Senior Projects.  Schoolwide buildup to a culminating senior project or portfolio presentation can keep students engaged in their learning by celebrating reflection and encouraging community action.  Senior projects tend to encourage students to connect their years of learning to both the local and global communities.  They allow students to create meaning out of all their hard work and put it to action in a thoughtful and self-driven way.  Getting these young adults creating community gardens, tackling social justice on the streets, or raising funds for a community organization can really incentivize students who are ready to reap the fruits of their classroom labor.  Similarly, portfolio presentations as a sort of “academic defense” give students time to reflect on their years of learning and metacognitively identify their own growth, challenges, and strengths.  In such cases, students will often present to their school, families, teachers, and community what they believe they have accomplished in their years of formal education so far.  Many schools use these sorts of “capstone” projects in order to help students to understand the true purpose of an educated and well-examined life.  They can be phenomenal ways to challenge your seniors to bridge the gap between theory and practice.  Check out Sante Fe High School’s senior project framework here.  Teaching Channel discusses senior defenses here.

Introduce Privileges.  As educators, we hope that by the end of students’ time with us, they have become independent thinkers and life-long learners.  And a very real part of our “adult world” includes learning how to manage our own timea challenge often first encountered when the stakes are much too high (college, the workplace, etc.).  Consider the possibility of adopting school or class-wide “senior privileges” to help students practice this sort of responsibility before graduation day.  Some schools might allow seniors within a certain GPA to choose how they spend their time in class with laminated hall passes.  This might allow a student the freedom to work with a peer in the library on an essay they are struggling with, instead of participating in the test review day in calculus – a course they are passing with flying colors.  Seniors might be given the flexibility to come into school late or leave early to account for out-of-school projects, jobs, or other personal responsibilities.  Even the opportunity to leave campus for lunch or to run their own class meetings shows seniors that we trust them.  It allows them to practice making the choices that will ultimately affect their own future, while providing the safety net of the high school community.  Such privileges remind our seniors that we believe in them, and that they are ready for whatever’s up next.

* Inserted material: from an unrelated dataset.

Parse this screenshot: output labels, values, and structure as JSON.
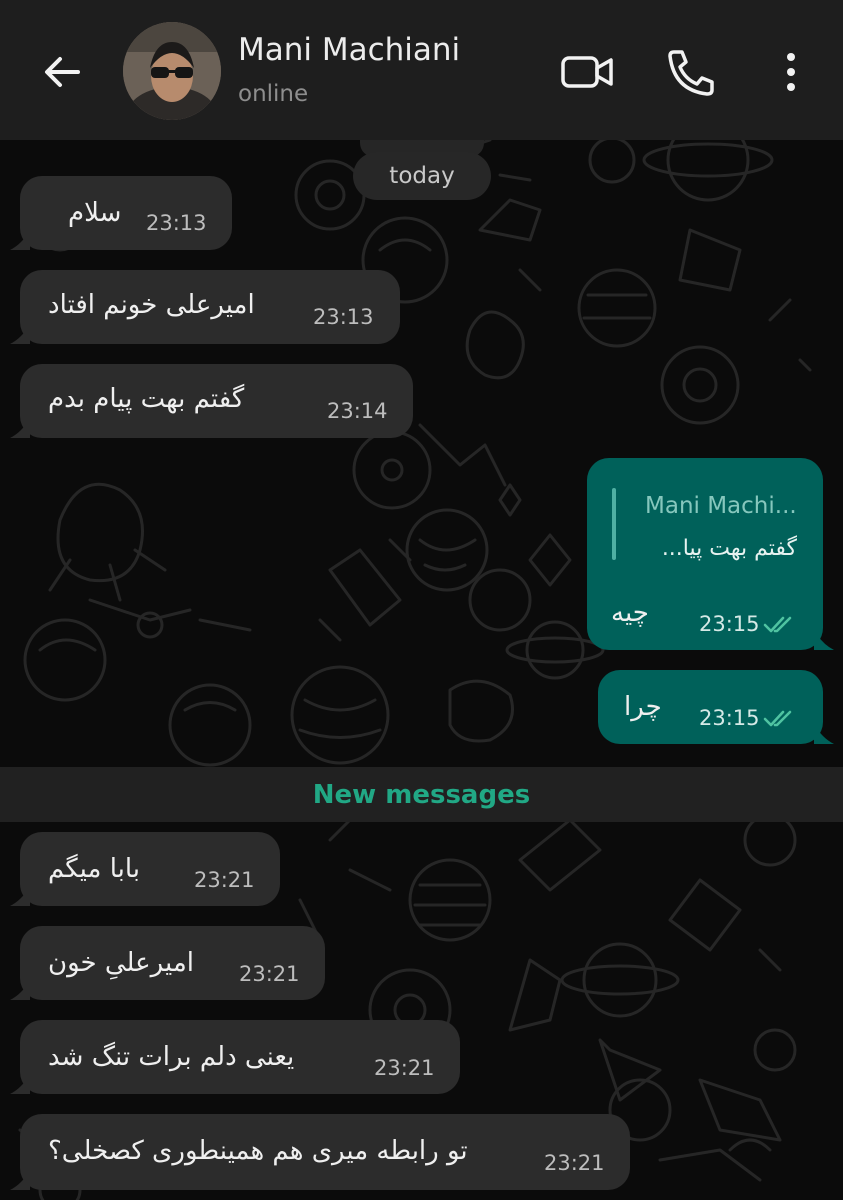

Finally, an ounce of prevention.  The weather’s warm.  The buds of May begin to unfold.  The sunshine calls all students with whispers of summer.  Unfortunately, these signs of spring only aggravate the symptoms of senioritis.  So plan for the outbreak.  Perhaps line up some interactive field trips for your spring session.  Can you get outside for a field study?  Tour a workplace?  Encourage neighborhood interviews?  Link up with a community organization to bring the potential of real change to their fingertips?  Managing senioritis starts with the curriculum.  What opportunities are your lessons providing that allow students to explore their world in a new way?  What can you give them that they haven’t already seen?  How can you get your seniors applying new skills and concepts, as opposed to keeping them theoretical?  Most importantly, how can you change the learning environment?  They’re not high schoolers anymore.  Planning opportunities to get your students out of the classroom in the spring will help them cope better with the anxiety of departing the high school classroom.


Written by Keith Lambert, Education World Associate Contributing Editor

Lambert is an English / Language Arts teacher and teacher trainer in Connecticut.